[Data section]
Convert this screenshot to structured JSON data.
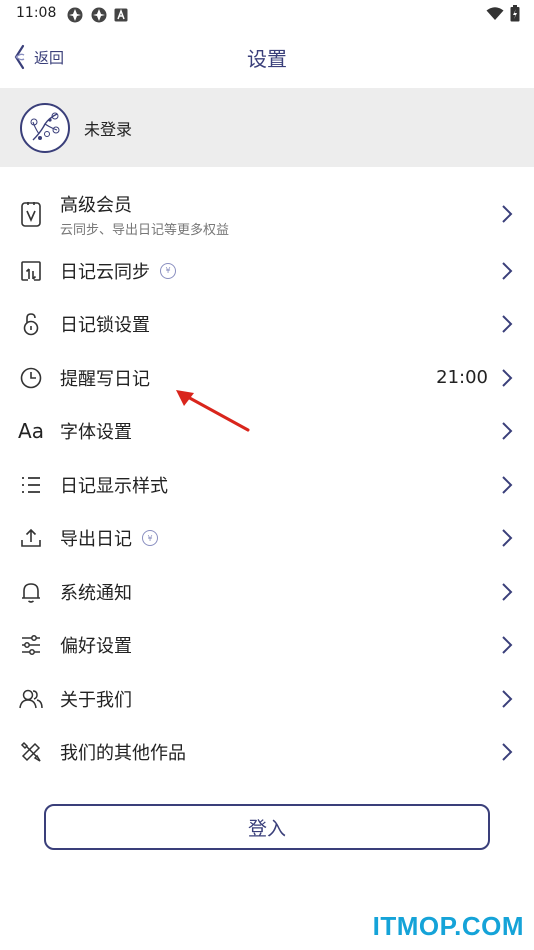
{
  "status_bar": {
    "time": "11:08"
  },
  "header": {
    "back_label": "返回",
    "title": "设置"
  },
  "account": {
    "name": "未登录"
  },
  "menu": {
    "items": [
      {
        "label": "高级会员",
        "sub": "云同步、导出日记等更多权益",
        "icon": "vip-card-icon"
      },
      {
        "label": "日记云同步",
        "icon": "cloud-sync-icon",
        "badge": "vip"
      },
      {
        "label": "日记锁设置",
        "icon": "lock-icon"
      },
      {
        "label": "提醒写日记",
        "icon": "clock-icon",
        "value": "21:00"
      },
      {
        "label": "字体设置",
        "icon": "font-icon",
        "icon_text": "Aa"
      },
      {
        "label": "日记显示样式",
        "icon": "list-icon"
      },
      {
        "label": "导出日记",
        "icon": "export-icon",
        "badge": "vip"
      },
      {
        "label": "系统通知",
        "icon": "bell-icon"
      },
      {
        "label": "偏好设置",
        "icon": "sliders-icon"
      },
      {
        "label": "关于我们",
        "icon": "people-icon"
      },
      {
        "label": "我们的其他作品",
        "icon": "tools-icon"
      }
    ]
  },
  "login_button": {
    "label": "登入"
  },
  "watermark": {
    "text": "ITMOP.COM"
  },
  "colors": {
    "accent": "#3a3f7a",
    "banner_bg": "#ededed",
    "annotation": "#d9251c",
    "watermark": "#15a3d8"
  }
}
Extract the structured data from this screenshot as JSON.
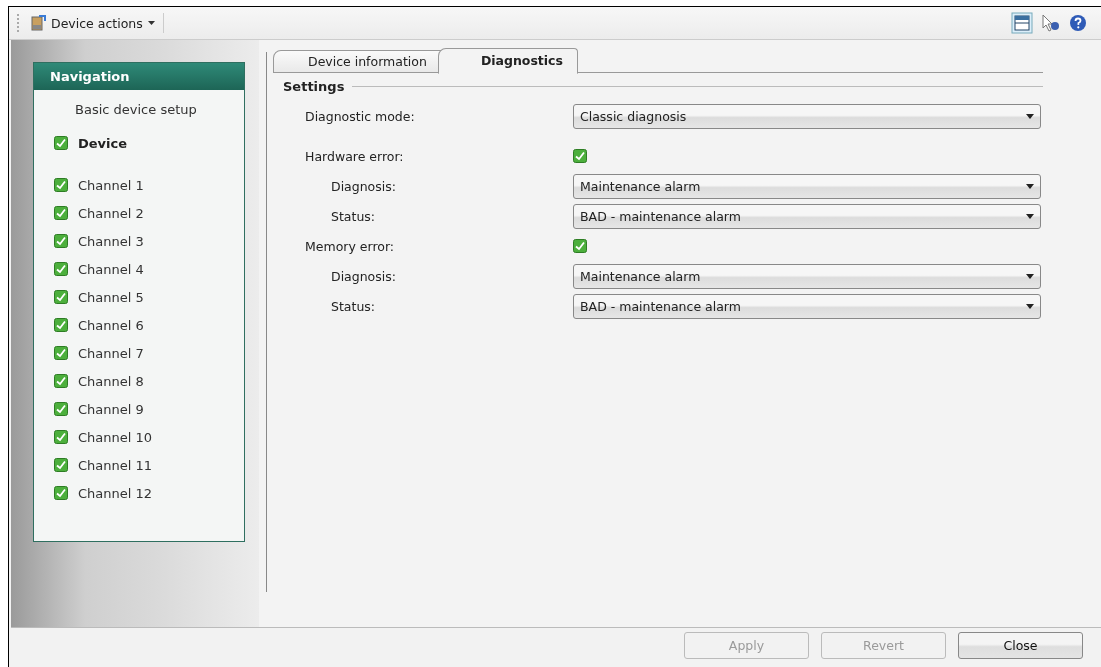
{
  "toolbar": {
    "menu": "Device actions"
  },
  "navigation": {
    "title": "Navigation",
    "items": [
      {
        "label": "Basic device setup",
        "kind": "plain",
        "selected": false
      },
      {
        "label": "Device",
        "kind": "check",
        "checked": true,
        "selected": true
      },
      {
        "label": "Channel 1",
        "kind": "check",
        "checked": true,
        "selected": false
      },
      {
        "label": "Channel 2",
        "kind": "check",
        "checked": true,
        "selected": false
      },
      {
        "label": "Channel 3",
        "kind": "check",
        "checked": true,
        "selected": false
      },
      {
        "label": "Channel 4",
        "kind": "check",
        "checked": true,
        "selected": false
      },
      {
        "label": "Channel 5",
        "kind": "check",
        "checked": true,
        "selected": false
      },
      {
        "label": "Channel 6",
        "kind": "check",
        "checked": true,
        "selected": false
      },
      {
        "label": "Channel 7",
        "kind": "check",
        "checked": true,
        "selected": false
      },
      {
        "label": "Channel 8",
        "kind": "check",
        "checked": true,
        "selected": false
      },
      {
        "label": "Channel 9",
        "kind": "check",
        "checked": true,
        "selected": false
      },
      {
        "label": "Channel 10",
        "kind": "check",
        "checked": true,
        "selected": false
      },
      {
        "label": "Channel 11",
        "kind": "check",
        "checked": true,
        "selected": false
      },
      {
        "label": "Channel 12",
        "kind": "check",
        "checked": true,
        "selected": false
      }
    ]
  },
  "tabs": [
    {
      "label": "Device information",
      "selected": false
    },
    {
      "label": "Diagnostics",
      "selected": true
    }
  ],
  "settings": {
    "title": "Settings",
    "fields": [
      {
        "label": "Diagnostic mode:",
        "kind": "dropdown",
        "value": "Classic diagnosis"
      },
      {
        "label": "Hardware error:",
        "kind": "checkbox",
        "checked": true,
        "children": [
          {
            "label": "Diagnosis:",
            "kind": "dropdown",
            "value": "Maintenance alarm"
          },
          {
            "label": "Status:",
            "kind": "dropdown",
            "value": "BAD - maintenance alarm"
          }
        ]
      },
      {
        "label": "Memory error:",
        "kind": "checkbox",
        "checked": true,
        "children": [
          {
            "label": "Diagnosis:",
            "kind": "dropdown",
            "value": "Maintenance alarm"
          },
          {
            "label": "Status:",
            "kind": "dropdown",
            "value": "BAD - maintenance alarm"
          }
        ]
      }
    ]
  },
  "buttons": [
    {
      "label": "Apply",
      "disabled": true
    },
    {
      "label": "Revert",
      "disabled": true
    },
    {
      "label": "Close",
      "disabled": false
    }
  ]
}
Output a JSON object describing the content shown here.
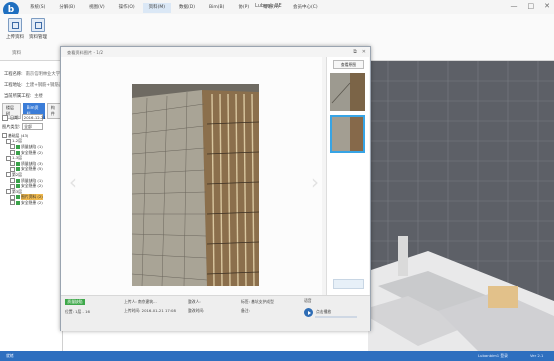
{
  "window": {
    "title": "Lubanb BE",
    "logo_letter": "b",
    "controls": [
      "—",
      "□",
      "✕"
    ]
  },
  "menu": {
    "items": [
      {
        "label": "系统(S)",
        "active": false
      },
      {
        "label": "分解(B)",
        "active": false
      },
      {
        "label": "视图(V)",
        "active": false
      },
      {
        "label": "操作(O)",
        "active": false
      },
      {
        "label": "资料(M)",
        "active": true
      },
      {
        "label": "数据(D)",
        "active": false
      },
      {
        "label": "Bim(B)",
        "active": false
      },
      {
        "label": "协(P)",
        "active": false
      },
      {
        "label": "帮助(H)",
        "active": false
      },
      {
        "label": "会员中心(C)",
        "active": false
      }
    ]
  },
  "ribbon": {
    "buttons": [
      {
        "label": "上传资料",
        "icon": "upload-doc-icon"
      },
      {
        "label": "资料管理",
        "icon": "doc-manage-icon"
      }
    ],
    "group_label": "资料"
  },
  "left_panel": {
    "info": [
      {
        "key": "工程名称:",
        "value": "南京信明林业大学综合"
      },
      {
        "key": "工程地址:",
        "value": "土建+钢筋+钢筋造量"
      },
      {
        "key": "当前所属工程:",
        "value": "主楼"
      }
    ],
    "tabs": [
      "楼层树",
      "Bim资料",
      "构件"
    ],
    "filter_label": "日期:",
    "filter_value": "2016-12-21",
    "type_label": "图片类型:",
    "type_value": "全部",
    "tree": [
      {
        "label": "基础层 (43)",
        "level": 0,
        "kind": "folder"
      },
      {
        "label": "1-2层",
        "level": 1,
        "kind": "folder"
      },
      {
        "label": "质量缺陷 (1)",
        "level": 2,
        "kind": "green"
      },
      {
        "label": "安全隐患 (2)",
        "level": 2,
        "kind": "green"
      },
      {
        "label": "1-3层",
        "level": 1,
        "kind": "folder"
      },
      {
        "label": "质量缺陷 (3)",
        "level": 2,
        "kind": "green"
      },
      {
        "label": "安全隐患 (5)",
        "level": 2,
        "kind": "green"
      },
      {
        "label": "第2层",
        "level": 1,
        "kind": "folder"
      },
      {
        "label": "质量缺陷 (1)",
        "level": 2,
        "kind": "green"
      },
      {
        "label": "安全隐患 (2)",
        "level": 2,
        "kind": "green"
      },
      {
        "label": "第3层",
        "level": 1,
        "kind": "folder"
      },
      {
        "label": "图片资料 (2)",
        "level": 2,
        "kind": "highlight"
      },
      {
        "label": "安全隐患 (2)",
        "level": 2,
        "kind": "green"
      }
    ]
  },
  "dialog": {
    "title": "查看资料图片 - 1/2",
    "controls": [
      "⧉",
      "✕"
    ],
    "prev_arrow": "‹",
    "next_arrow": "›",
    "view_original_label": "查看原图",
    "status_badge": "质量缺陷",
    "location": "位置: 1层 - 16",
    "uploader": "上传人: 南京建筑...",
    "upload_time": "上传时间: 2016-01-21 17:08",
    "inspector": "整改人:",
    "inspect_date": "整改时间:",
    "label_field": "标签: 基坑支护成型",
    "remark_field": "备注:",
    "audio_title": "语音",
    "audio_label": "点击播放"
  },
  "status_bar": {
    "left": "就绪",
    "right_user": "Lubanbim1 登录",
    "right_version": "Ver 2.1"
  }
}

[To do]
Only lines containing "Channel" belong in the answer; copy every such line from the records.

[Written answer]
        "label": "Channel 1",
        "label": "Channel 2",
        "label": "Channel 3",
        "label": "Channel 4",
        "label": "Channel 5",
        "label": "Channel 6",
        "label": "Channel 7",
        "label": "Channel 8",
        "label": "Channel 9",
        "label": "Channel 10",
        "label": "Channel 11",
        "label": "Channel 12",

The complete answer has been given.